## Work instruction:
Return each line of the data below exactly, omitting any pictures.

(Record excerpts begins)

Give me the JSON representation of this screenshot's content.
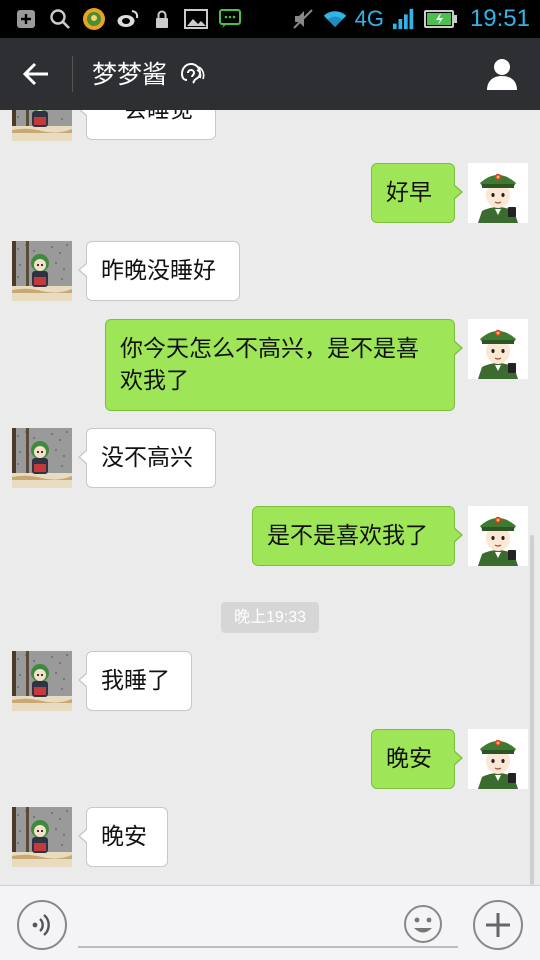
{
  "status_bar": {
    "network": "4G",
    "time": "19:51",
    "left_icons": [
      "add-notification-icon",
      "search-icon",
      "game-icon",
      "weibo-icon",
      "lock-icon",
      "image-icon",
      "chat-icon"
    ],
    "right_icons": [
      "mute-icon",
      "wifi-icon",
      "signal-icon",
      "battery-icon"
    ]
  },
  "header": {
    "title": "梦梦酱",
    "back_icon": "arrow-left-icon",
    "ear_icon": "earpiece-mode-icon",
    "profile_icon": "person-icon"
  },
  "chat": {
    "messages": [
      {
        "side": "left",
        "text": "一会睡觉"
      },
      {
        "side": "right",
        "text": "好早"
      },
      {
        "side": "left",
        "text": "昨晚没睡好"
      },
      {
        "side": "right",
        "text": "你今天怎么不高兴，是不是喜欢我了"
      },
      {
        "side": "left",
        "text": "没不高兴"
      },
      {
        "side": "right",
        "text": "是不是喜欢我了"
      },
      {
        "side": "left",
        "text": "我睡了"
      },
      {
        "side": "right",
        "text": "晚安"
      },
      {
        "side": "left",
        "text": "晚安"
      }
    ],
    "timestamp": "晚上19:33"
  },
  "input_bar": {
    "voice_icon": "voice-input-icon",
    "emoji_icon": "emoji-icon",
    "plus_icon": "plus-icon",
    "text_value": ""
  },
  "colors": {
    "header_bg": "#2d2f32",
    "chat_bg": "#ebebeb",
    "out_bubble": "#9ee657",
    "in_bubble": "#ffffff",
    "status_accent": "#2fb5e8"
  }
}
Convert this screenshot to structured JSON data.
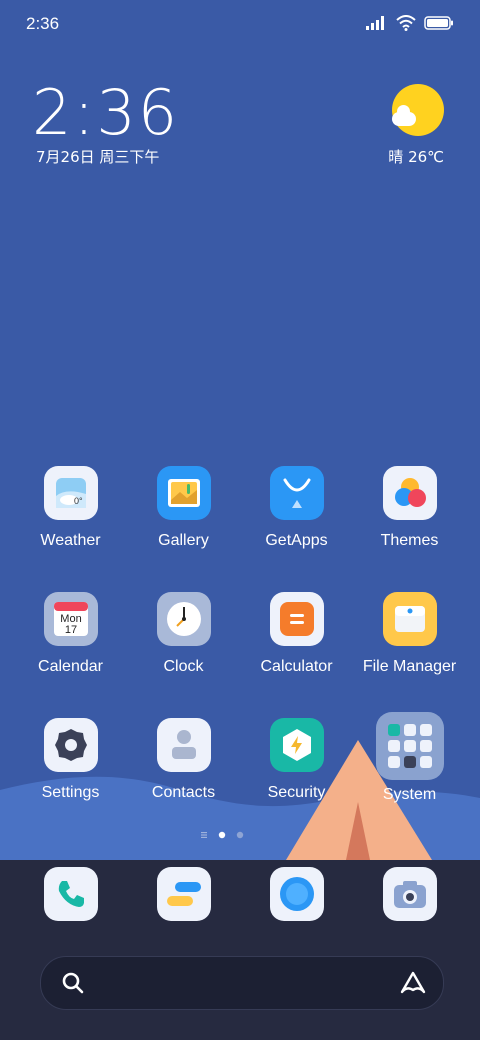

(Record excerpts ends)

## Answer to this exercise:
Give me the JSON representation of this screenshot's content.
{
  "status_bar": {
    "network": "4G",
    "time": "19:51",
    "left_icons": [
      "add-notification-icon",
      "search-icon",
      "game-icon",
      "weibo-icon",
      "lock-icon",
      "image-icon",
      "chat-icon"
    ],
    "right_icons": [
      "mute-icon",
      "wifi-icon",
      "signal-icon",
      "battery-icon"
    ]
  },
  "header": {
    "title": "梦梦酱",
    "back_icon": "arrow-left-icon",
    "ear_icon": "earpiece-mode-icon",
    "profile_icon": "person-icon"
  },
  "chat": {
    "messages": [
      {
        "side": "left",
        "text": "一会睡觉"
      },
      {
        "side": "right",
        "text": "好早"
      },
      {
        "side": "left",
        "text": "昨晚没睡好"
      },
      {
        "side": "right",
        "text": "你今天怎么不高兴，是不是喜欢我了"
      },
      {
        "side": "left",
        "text": "没不高兴"
      },
      {
        "side": "right",
        "text": "是不是喜欢我了"
      },
      {
        "side": "left",
        "text": "我睡了"
      },
      {
        "side": "right",
        "text": "晚安"
      },
      {
        "side": "left",
        "text": "晚安"
      }
    ],
    "timestamp": "晚上19:33"
  },
  "input_bar": {
    "voice_icon": "voice-input-icon",
    "emoji_icon": "emoji-icon",
    "plus_icon": "plus-icon",
    "text_value": ""
  },
  "colors": {
    "header_bg": "#2d2f32",
    "chat_bg": "#ebebeb",
    "out_bubble": "#9ee657",
    "in_bubble": "#ffffff",
    "status_accent": "#2fb5e8"
  }
}
Convert this screenshot to structured JSON data.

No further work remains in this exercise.